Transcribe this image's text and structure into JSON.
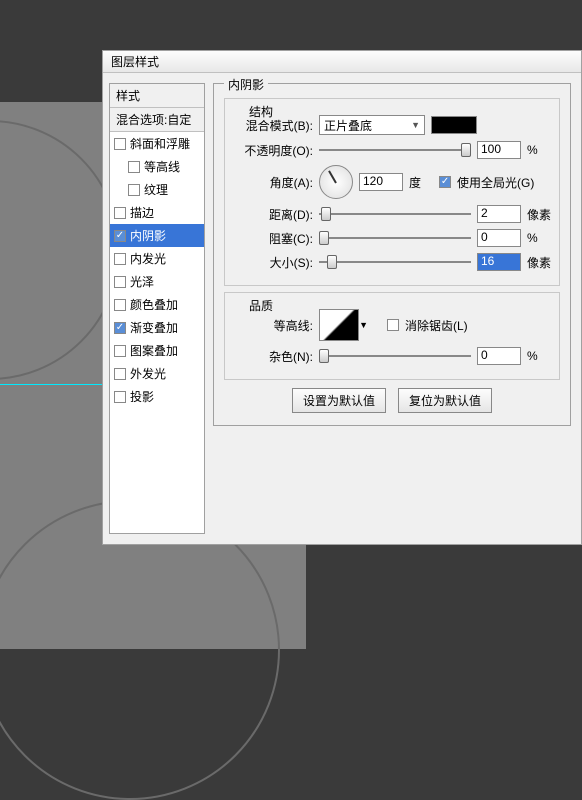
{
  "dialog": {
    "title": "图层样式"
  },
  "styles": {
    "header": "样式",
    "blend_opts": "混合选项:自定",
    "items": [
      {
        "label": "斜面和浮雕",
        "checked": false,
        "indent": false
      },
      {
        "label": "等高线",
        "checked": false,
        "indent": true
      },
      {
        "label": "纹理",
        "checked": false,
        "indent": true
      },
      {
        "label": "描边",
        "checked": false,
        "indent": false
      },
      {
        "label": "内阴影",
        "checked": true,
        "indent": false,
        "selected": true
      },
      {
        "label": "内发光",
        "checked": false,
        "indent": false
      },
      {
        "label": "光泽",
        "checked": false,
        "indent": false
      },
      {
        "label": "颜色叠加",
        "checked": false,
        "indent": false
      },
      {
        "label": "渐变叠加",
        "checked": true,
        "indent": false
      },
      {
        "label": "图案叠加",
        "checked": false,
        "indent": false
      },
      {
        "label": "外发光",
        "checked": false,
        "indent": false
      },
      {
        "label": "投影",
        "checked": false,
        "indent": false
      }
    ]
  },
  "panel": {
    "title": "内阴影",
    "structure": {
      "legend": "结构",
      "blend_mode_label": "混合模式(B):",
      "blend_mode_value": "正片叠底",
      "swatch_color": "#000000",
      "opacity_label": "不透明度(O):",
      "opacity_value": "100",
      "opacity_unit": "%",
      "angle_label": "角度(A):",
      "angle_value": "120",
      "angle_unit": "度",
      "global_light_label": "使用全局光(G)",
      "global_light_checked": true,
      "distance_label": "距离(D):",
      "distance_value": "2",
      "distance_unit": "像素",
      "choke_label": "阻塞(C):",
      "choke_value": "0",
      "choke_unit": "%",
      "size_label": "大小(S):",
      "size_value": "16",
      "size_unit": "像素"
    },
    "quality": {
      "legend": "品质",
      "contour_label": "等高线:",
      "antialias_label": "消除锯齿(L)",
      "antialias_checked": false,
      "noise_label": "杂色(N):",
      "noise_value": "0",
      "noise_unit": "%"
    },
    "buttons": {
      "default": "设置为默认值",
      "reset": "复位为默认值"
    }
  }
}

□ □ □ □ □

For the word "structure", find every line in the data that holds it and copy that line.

Transcribe this image's text and structure into JSON.
    "structure": {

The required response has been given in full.